- Only 3 per cent feel that celebrity endorser of a brand affects their buying decision.
- In small towns and South India, there is greater affinity to celebrities.
- 55% of the people don’t believe that the celebrities use the products that they endorse.
- 78% of the people buy products because of the quality of the product.
So the picture isn’t as rosy as it used to be.
Why do celebrity endorsements work?
From the research paper again, research findings are equivocal about the ability of celebrities to generate actual purchase behavior, positive impact on economic returns of sponsoring companies. This is well documented in research papers such as:
- The Economic Worth of Celebrity Endorsers: An Event Study Analysis, Agarwal & Kamakura, 1995
- Economic Value of Celebrity Endorsements: Tiger Woods’ Impact on Sales of Nike Golf Balls, Chung, Derdenger, & Srinivasan, 2013
- The Economic Value of Celebrity Endorsements, Elberse & Verleun, 2012
- The Wealth Effects Associated with a Celebrity Endorser: The Michael Jordan Phenomenon, Mathur, Mathur, & Rangan, 1997
It is widely accepted that celebrity endorsers are more effective than non-celebrity endorsers in generating all desirable outcomes (attitudes towards advertising and endorsed brand, intentions to purchase, and actual sales) when companies utilize celebrities whose public persona match with the products and target audiences.
Best practices for celebrity endorsements to work
Brands must look at:
- the promotional features and image of the product to verify if they closely integrate with the personality of the celebrity
- using the credibility of the celebrity
- making products that create a niche in the market and establish itself as a brand
- how the celebrity’s role is most prominent in personifying the product to his/her image and that helps it reach the customers
This can backlash when celebrities are seen as endorsing many types of products across a wide spectrum.
Influencer marketing beyond celebs
Influencer marketing is a lot about being smart and proactive.
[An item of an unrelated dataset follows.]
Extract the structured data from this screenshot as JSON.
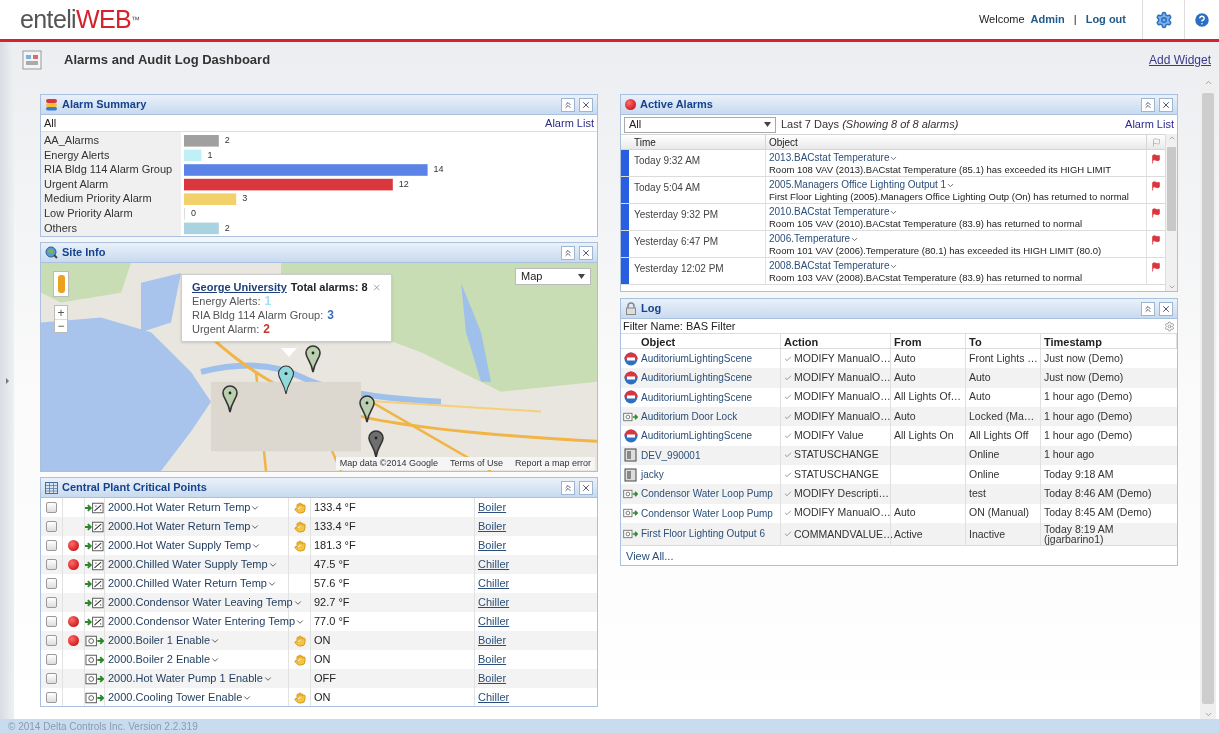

Your employees and customers can become your brand ambassadors as well, they can be influencers. When would that happen? Only if you give them a supreme experience that is part of a long-term strategy to grow your business.
You can also search for influencers in your industry by tapping the online world. Find the top fashion blogger or the top food blogger … get them to be influencers.
Tools to identify influencers in your industry
Here are some handy tools for you to look for the right influencers in your domain:
- Klout with its Klout Pulse feature
- Social bro
- Follower Wonk
- Brandwatch uses the Kred influence measurement solution
- Keyhole identifies influencers leading conversations in your social discussions
- Little Bird
- Ninja Outreach
Check this article out as well: Finding Influencers on Facebook and Twitter Blogs.
Tips to turn your customers and employees into influencers
Build loyal followers. It doesn’t have to be a huge following. Start with your current customers and employees. Suresh had some tips close to his heart.
How do you turn customers or employees into influencer marketing vehicles?
- Think of how you can make them special.
- Appreciate, give a shout out and share their achievements or contributions in your social media channels; tag them.
- Be genuine in your interactions.
- Be empathetic with their issues.
- Give your employees enough resources, appreciate them in public as well.
- Educate them, build trust by providing value in terms of content.
- Use Twitter and Facebook videos. When someone shares your content, thank them using a selfie mode to make it more personal and engaging.
- Use tools such as Periscope and Blab to personalize your response.
- Use Facebook birthday video wishes on their special day.
- Favorites: Have face to face meetings. Pick up the phone and call. Send emails. Or even personal hand written Thank you notes.
With all of the above, prepare your employees to handle crisis such as a celeb endorsement that backfires. Give enough training for anyone to handle questions and react as desired on online forums.
Welcome to the 26th episode of Digital India Podcast on FIR Podcast Network. This show is ‘Weekly Updates’ brought to you by staff and students of Web Marketing Academy.